"I bet he doesn't have fish that walk on land," I said.

"I bet he doesn't have a cloud forest," said Dan.

Drew got in contact with one of his friends, a woman who runs a horse-riding business from inside the resort, and got us on a trail ride along the beach and surrounding cliffs.  For 500 Meticais per person (less than $20), we rode for two hours on the sand in Vilankulo.  It was beautiful but, sadly, very painful.  My bottom, which, thanks to days of traveling, had previously been a delicate shade of blushing pink, quickly turned blue, then purple.



Sunrise in Vilankulo

Early morning in Vilankulo

Riding horses on the beach

Adrienne riding her horse on the beach

After two nights at Drew's house, we pitched our tent at Baobab Beach Backpackers to await the oncoming crowd of Peace Corps Volunteers.  This weekend, April 28-29, was a special weekend.  We had been hearing about this date since we first arrived in-country, and we had been given clean instructions:


This weekend was Beer Olympics.  

Baobab Beach Backpackers
Baobab Beach Backpackers

Camping at Baobab Beach Backpackers in our new bug tent.  Thanks Wendy!  

Beer Olympics, now in its fourth or fifth year as an annual Peace Corps tradition, is a full-scale drinking competition between the three regions of Mozambique:  North, Central, and South.  It involves rounds shots, beer pong, drinking relays, and lots (and lots) of chugging.  Volunteers from every province show up to participate, and Baobab Beach Backpackers becomes inundated with more than fifty Peace Corps Volunteers at their cheerful, sudsy best.

It's a lot of fun, but, unfortunately for Team Central, Dan and I are not exactly heavy drinkers.  Dan was sick and I was simply non-participatory.  Instead of drinking, we took a walk on the beach to collect fish.  It was a fascinating afternoon.  We returned just in time to cheer for our teammates as they made the winning shot in beer pong, cinching a first-ever win for Mozambique Team Central.

It was a huge event.  

It was almost as exciting as finding a dead lionfish on the beach.


Still, though, we got our faces painted and celebrated along with everyone else.  The night got quiet after the sun went down, and I enjoyed some quality time with the volunteers that I loved the most.  For the first time, I realized that it would be difficult to go back to site.
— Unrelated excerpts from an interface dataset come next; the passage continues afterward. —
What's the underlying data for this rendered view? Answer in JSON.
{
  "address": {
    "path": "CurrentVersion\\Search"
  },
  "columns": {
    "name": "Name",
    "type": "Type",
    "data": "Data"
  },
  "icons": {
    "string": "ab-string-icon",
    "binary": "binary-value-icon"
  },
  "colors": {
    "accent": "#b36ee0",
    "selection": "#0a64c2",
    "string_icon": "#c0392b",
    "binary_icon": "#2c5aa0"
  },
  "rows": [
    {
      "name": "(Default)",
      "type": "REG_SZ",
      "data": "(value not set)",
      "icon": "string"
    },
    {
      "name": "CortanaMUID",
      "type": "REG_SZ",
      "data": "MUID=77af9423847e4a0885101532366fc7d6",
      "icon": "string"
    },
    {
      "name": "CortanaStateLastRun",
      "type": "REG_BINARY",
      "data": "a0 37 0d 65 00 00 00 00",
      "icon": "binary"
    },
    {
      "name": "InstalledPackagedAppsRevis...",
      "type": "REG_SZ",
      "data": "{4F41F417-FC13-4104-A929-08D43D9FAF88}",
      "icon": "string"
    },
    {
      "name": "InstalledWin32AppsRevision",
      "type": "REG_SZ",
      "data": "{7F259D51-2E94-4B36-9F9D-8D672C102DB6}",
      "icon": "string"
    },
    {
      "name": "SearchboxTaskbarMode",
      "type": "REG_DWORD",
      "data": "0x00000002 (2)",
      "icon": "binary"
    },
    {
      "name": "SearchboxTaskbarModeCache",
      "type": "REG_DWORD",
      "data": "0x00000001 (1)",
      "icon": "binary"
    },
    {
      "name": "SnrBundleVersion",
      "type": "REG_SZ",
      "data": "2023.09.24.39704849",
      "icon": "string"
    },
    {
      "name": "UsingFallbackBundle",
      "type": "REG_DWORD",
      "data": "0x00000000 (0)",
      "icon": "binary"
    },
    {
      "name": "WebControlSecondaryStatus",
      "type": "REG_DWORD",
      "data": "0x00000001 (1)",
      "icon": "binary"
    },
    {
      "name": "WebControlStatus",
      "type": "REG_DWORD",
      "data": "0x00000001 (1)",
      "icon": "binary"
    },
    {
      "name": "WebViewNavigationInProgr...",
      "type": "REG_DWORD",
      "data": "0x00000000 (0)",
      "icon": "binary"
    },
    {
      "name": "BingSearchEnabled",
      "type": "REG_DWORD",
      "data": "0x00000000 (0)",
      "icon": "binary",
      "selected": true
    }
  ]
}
Mozambique is a giant, varied, and beautiful country.  I am grateful to be living here, amongst the fruit bats, mudskippers, stone-throwers, hitchkikers, and dead tropical fish.  If only I could take all of it-- all of the people, all of the fish-- back to site with me.  The ocean is breathtaking and, from Tete Province, it is so far away.

"But," Dan reminds me, "Zobue has a cloud forest.  And Zobue has Bwino."

The next morning, we left.  To return home, we traveled by truck, by bus, and by chapa.  We lost one wheel, met two Germans, and, from Chimoio alone, made three transfers.  After 18 hours on the road, we finally hefted our bags onto our front porch and went to look for Seni, our house-guard.

After retrieving our keys, what did we do?  We hugged our dog and gave Seni a teddy bear, of course.  It was a happy homecoming.  

The tide going out...

...Leaving a few beautiful tropical fish stranded on the sand

Tropical fish stranded on the beach

Tropical fish stranded on the beach

Tropical fish stranded on the beach (a lionfish!)
Another fish on the beach... a flounder!  Pictured from the bottom (left) and top (right)

My favorite dead fish-  a little puffer with horns! 

The boys of Team Central

Dan and me in Team Central warpaint
Showing off the results of Beer Olympics 2012.  

At the end of the day

The beach at Vilankulo

1 comment:

  1. Would you add your bat photo as a citizen-science observation to the AfriBats project on iNaturalist?:

    AfriBats will use your observations to better understand bat distributions and help protect bats in Africa.

    Please locate your picture on the map as precisely as possible to maximise the scientific value of your records.

    Many thanks!

    PS: these are straw-coloured fruit bats (Eidolon helvum)